Instructions to follow → Keep only the lines that hold the string "with", filtering out the rest of the entries below.

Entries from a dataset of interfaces
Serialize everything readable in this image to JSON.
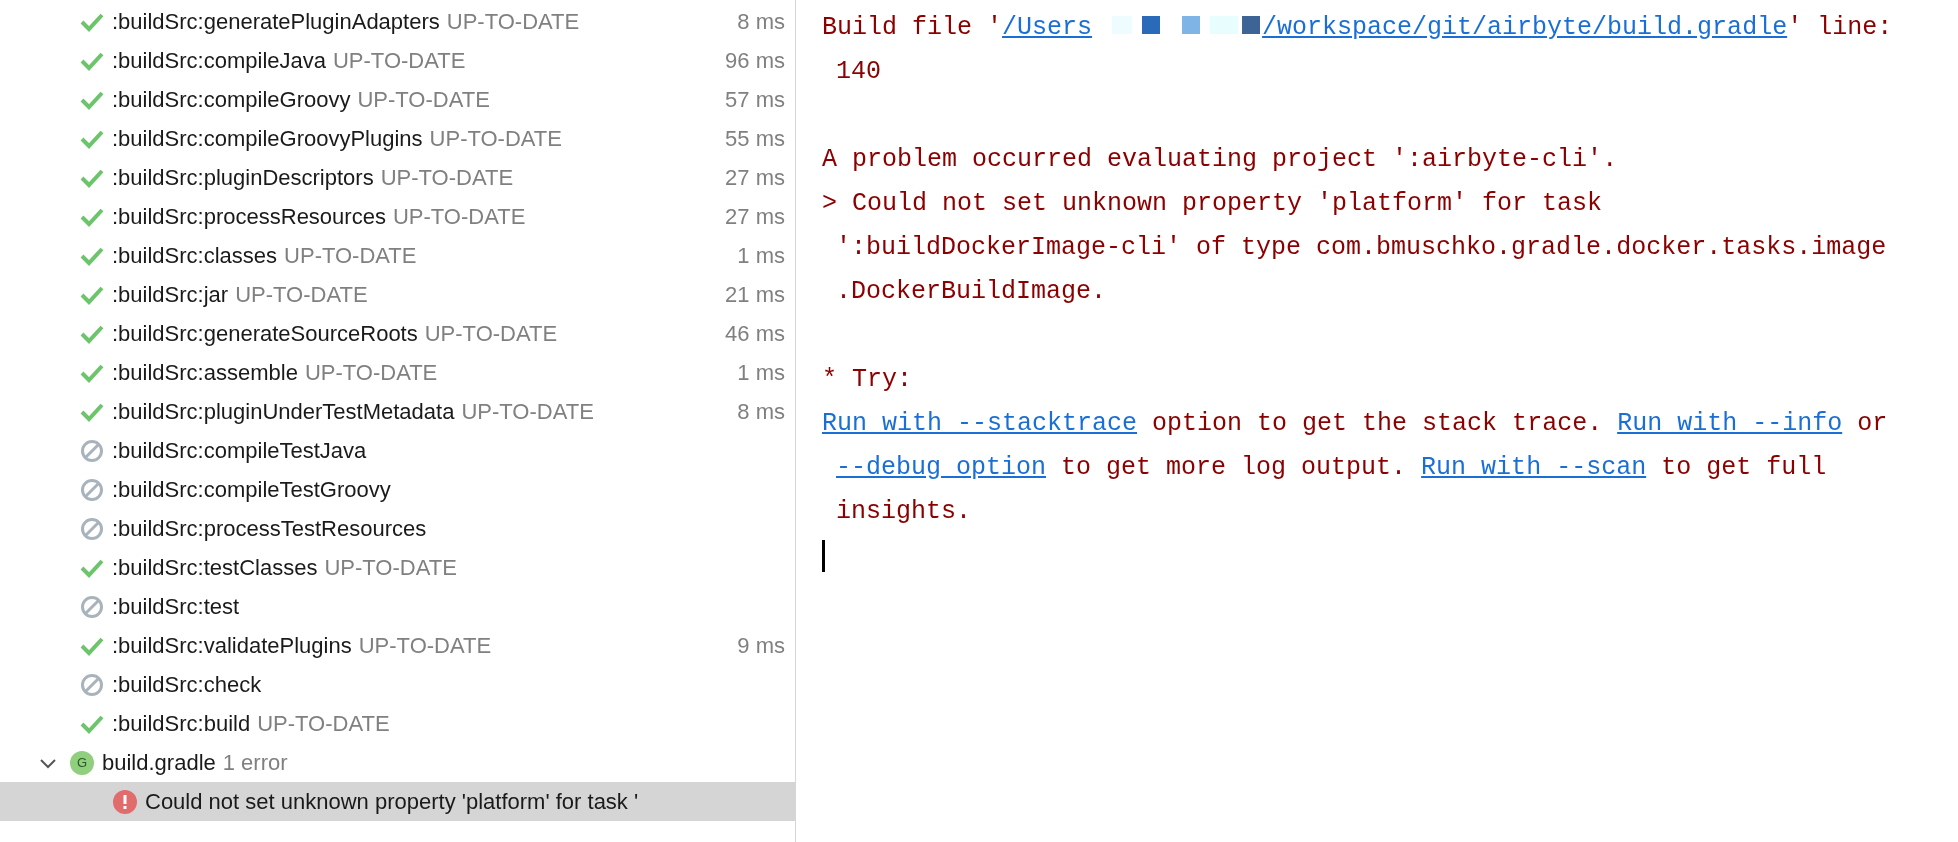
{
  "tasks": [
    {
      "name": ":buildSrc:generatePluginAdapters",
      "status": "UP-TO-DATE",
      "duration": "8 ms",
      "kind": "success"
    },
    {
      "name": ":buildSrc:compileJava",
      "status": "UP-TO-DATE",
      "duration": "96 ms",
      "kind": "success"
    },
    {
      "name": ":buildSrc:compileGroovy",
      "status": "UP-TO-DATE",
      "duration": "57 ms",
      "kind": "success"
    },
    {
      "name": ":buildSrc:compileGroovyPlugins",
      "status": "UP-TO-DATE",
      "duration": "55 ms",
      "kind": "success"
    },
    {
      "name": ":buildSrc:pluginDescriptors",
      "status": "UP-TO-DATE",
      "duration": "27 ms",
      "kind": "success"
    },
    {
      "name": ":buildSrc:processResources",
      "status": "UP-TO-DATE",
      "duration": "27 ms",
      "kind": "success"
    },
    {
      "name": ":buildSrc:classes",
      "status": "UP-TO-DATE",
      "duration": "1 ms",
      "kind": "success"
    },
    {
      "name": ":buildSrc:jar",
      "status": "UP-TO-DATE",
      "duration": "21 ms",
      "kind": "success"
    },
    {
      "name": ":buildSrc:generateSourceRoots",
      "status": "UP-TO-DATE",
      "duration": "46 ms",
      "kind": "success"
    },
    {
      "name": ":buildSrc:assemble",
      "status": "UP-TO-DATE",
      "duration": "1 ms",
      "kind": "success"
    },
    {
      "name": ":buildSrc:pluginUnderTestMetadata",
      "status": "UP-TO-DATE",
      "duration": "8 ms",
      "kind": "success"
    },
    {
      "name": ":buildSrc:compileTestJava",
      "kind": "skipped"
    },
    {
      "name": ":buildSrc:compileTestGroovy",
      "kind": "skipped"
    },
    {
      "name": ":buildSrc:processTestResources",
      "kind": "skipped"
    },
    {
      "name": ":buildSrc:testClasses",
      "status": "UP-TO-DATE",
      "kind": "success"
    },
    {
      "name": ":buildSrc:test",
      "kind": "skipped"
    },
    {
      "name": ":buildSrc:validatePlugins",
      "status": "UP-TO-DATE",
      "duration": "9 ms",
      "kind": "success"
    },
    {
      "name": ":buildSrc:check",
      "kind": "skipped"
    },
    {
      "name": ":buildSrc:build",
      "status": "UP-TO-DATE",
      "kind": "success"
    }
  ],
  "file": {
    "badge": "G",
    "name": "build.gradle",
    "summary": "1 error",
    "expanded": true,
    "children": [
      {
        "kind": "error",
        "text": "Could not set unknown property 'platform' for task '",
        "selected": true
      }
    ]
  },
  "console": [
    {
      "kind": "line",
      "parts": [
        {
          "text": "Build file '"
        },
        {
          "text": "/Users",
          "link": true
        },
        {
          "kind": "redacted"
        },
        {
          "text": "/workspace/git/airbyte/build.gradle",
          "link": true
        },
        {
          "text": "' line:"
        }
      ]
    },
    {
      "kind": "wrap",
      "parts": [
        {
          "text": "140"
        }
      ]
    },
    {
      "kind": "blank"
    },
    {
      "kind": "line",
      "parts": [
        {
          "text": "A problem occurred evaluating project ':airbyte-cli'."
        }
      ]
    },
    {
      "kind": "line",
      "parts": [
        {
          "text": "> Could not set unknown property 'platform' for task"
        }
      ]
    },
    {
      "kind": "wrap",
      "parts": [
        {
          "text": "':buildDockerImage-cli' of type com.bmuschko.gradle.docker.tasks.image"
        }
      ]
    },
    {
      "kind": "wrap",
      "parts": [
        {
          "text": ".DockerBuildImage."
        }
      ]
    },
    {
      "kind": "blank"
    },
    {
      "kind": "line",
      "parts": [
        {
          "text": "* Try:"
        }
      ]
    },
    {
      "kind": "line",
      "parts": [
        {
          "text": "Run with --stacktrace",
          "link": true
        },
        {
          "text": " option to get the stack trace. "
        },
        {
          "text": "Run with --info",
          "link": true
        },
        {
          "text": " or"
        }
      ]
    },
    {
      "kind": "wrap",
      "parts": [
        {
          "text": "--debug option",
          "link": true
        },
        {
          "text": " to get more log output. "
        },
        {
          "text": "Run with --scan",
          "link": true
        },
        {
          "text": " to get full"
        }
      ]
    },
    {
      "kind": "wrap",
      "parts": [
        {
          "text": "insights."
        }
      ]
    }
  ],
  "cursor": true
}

Solution to this task →
          "text": "Run with --stacktrace",
          "text": "Run with --info",
          "text": "Run with --scan",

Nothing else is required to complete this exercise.